Winning a Cup is the pinnacle of every hockey player’s career; however, when you are Sidney Crosby and Evgeni Malkin, one Cup is not enough to define your legacy. There have been plenty of Cup-winning teams in the NHL in recent years that got hot at the right time and made their one run at glory. Yes, I’m looking at you 2005-06 Carolina Hurricanes and 2003-04 Tampa Bay Lightning. For the Penguins (as a team) and Crosby/Malkin/Fleury (specifically) to be considered elite and all-timers, they have to win multiple Cups.

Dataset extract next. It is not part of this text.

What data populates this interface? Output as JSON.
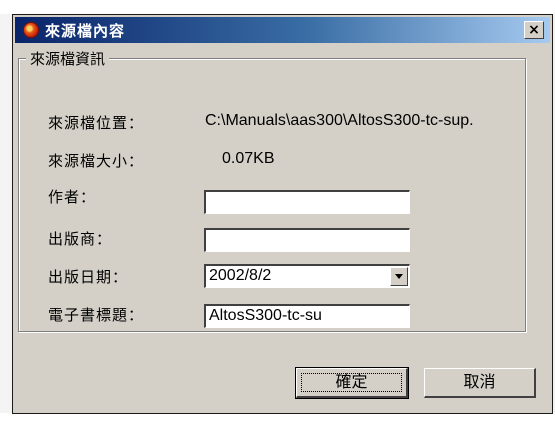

The clock is ticking on that possibility. For the 2014-15 season, Crosby will be 27, Malkin will be 28, and Fleury will be playing his age-30 season. Malkin and Crosby are still in the primes of their careers, but both have some significant injury history that has taken some tread off the tire. Fleury will be in the last year of his contract that pays him $5M/year. If Fleury has a less-than-spectacular 2015 playoff season, what would you do with a then-31-year-old who is a free agent? There’s no one in the pipeline waiting to take his place, all apologies to Jeff Zatkoff.
Maybe there wouldn’t be as much external tension if Chicago didn’t already have two Cups with Jonathan Toews and Patrick Kane and seemingly in contention every year. If Chicago were to win one either this year or next, they would be the closest thing to a dynasty that there is in the salary cap-era NHL. That is the legacy that was written in the stars for the Penguins.
If they don’t want to be a footnote in NHL history, Crosby and company need to rectify their mental issues of self-control and wilting under pressure tout suite. It’s not too late to start collecting Cups.